This must be one of the most detailed (but partial) histories of the Gallipoli campaign ever written, a credit to the extraordinary research carried out by the author and his ability to marshal it all into a coherent thread. But the devil is in the detail and, unless you’re fanatical about this tragic endeavour, the detail is mind numbing. This is a pity because he captures some amazing human stories. Another wee whinge; forgivable given the author’s antipodean antecedents, but you would think that this was an ANZAC only campaign, that some Englishmen may have had some passing interest in the action, acknowledged because they are from the Mother country after all. There is little or no mention of, for example, the approximately 3,500 from the 10th Irish Division alone that died. All this means really is that the book is mis-titled, it’s not about Gallipoli but about ANZAC Gallipoli. This is entirely pardonable given the enormous consequences for New Zealand and Australia that this battle had – and has to this day. A book not for the faint hearted.

Review by

Solidly in the 'Donkeys' tradition of World War One history, Carlyon's <i>Gallipoli</i> is an angry book but there is much to be angry about in this campaign.

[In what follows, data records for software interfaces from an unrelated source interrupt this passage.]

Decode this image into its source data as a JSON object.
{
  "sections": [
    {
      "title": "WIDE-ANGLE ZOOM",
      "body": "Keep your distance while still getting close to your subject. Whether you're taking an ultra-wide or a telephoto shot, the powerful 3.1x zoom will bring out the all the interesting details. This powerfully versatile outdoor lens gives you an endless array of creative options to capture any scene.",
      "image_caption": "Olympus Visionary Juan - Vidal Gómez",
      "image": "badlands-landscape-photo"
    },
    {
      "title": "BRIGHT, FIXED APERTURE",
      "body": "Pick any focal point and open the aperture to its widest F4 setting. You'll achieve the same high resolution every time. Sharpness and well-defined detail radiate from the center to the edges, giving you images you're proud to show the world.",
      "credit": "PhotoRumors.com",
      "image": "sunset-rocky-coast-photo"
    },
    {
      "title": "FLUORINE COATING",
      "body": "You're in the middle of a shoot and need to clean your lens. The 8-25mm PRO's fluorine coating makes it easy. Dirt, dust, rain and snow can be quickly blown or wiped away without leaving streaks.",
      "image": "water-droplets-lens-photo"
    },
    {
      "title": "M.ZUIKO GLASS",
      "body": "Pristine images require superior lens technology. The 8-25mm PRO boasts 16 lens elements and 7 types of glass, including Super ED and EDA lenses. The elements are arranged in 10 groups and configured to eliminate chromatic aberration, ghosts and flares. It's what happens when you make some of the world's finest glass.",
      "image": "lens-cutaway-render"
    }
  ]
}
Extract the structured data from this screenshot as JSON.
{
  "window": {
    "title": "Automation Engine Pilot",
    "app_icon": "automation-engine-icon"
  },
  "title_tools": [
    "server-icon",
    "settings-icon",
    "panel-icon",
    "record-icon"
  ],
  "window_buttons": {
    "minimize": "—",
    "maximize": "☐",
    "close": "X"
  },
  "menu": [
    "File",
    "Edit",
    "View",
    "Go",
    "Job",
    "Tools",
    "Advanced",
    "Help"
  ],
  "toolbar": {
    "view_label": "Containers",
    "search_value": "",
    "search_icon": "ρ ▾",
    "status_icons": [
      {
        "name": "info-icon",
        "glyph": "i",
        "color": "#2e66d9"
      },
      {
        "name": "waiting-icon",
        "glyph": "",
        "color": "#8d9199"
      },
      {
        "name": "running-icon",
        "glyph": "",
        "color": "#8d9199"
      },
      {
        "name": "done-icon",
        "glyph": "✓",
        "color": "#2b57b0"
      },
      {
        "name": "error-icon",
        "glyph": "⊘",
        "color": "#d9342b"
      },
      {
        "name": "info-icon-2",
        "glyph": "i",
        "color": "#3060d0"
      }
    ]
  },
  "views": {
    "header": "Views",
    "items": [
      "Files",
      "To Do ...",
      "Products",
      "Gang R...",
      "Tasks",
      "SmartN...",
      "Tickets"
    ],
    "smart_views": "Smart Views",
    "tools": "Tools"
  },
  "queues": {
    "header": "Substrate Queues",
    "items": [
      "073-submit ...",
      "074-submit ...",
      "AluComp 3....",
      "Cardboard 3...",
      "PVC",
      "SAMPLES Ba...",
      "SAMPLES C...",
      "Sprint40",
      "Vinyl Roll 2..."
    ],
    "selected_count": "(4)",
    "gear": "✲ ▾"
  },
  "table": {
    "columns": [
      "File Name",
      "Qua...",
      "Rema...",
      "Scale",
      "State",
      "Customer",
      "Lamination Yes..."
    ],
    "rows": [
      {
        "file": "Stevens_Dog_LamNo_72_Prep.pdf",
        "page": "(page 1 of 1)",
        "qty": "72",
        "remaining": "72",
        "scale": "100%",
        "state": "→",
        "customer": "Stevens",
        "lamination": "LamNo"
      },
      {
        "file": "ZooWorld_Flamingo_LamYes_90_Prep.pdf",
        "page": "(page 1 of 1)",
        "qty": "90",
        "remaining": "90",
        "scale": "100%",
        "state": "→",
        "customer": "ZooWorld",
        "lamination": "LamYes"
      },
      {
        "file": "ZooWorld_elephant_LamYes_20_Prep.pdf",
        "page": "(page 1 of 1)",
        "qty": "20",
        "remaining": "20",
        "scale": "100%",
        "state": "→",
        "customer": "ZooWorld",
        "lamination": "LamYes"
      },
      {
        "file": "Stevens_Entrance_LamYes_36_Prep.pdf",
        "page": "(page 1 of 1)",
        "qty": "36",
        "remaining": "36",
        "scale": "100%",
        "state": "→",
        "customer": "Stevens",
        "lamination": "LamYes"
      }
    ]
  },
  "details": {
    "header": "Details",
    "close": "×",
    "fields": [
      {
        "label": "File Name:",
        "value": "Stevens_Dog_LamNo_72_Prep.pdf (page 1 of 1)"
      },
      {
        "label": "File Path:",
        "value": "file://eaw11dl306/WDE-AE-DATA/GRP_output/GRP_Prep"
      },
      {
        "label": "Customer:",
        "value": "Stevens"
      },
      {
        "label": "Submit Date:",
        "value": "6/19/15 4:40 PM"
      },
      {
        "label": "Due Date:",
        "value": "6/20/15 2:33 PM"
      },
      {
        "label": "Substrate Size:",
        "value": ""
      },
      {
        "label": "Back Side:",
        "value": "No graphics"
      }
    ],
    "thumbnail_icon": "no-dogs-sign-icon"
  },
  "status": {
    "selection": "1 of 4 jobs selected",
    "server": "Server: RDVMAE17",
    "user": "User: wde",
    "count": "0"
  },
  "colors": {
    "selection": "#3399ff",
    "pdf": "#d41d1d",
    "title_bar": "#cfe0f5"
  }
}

The description of the battle of the Nek is the book's high point but its anger clouds much else; do we really need so many laboured references to Hunter-Weston and butchery? Partly because of the endless sarcasm and also because Alan Moorehead was a better writer, there is nothing here that moved me in the same way as the account of the landings at Helles on April 25th nor of the suicidal Turkish assaults of May in Moorehead's book. Even Compton Mackenzie's famous 'kettle' story is dusted off again but to less effect than in Moorehead's better book.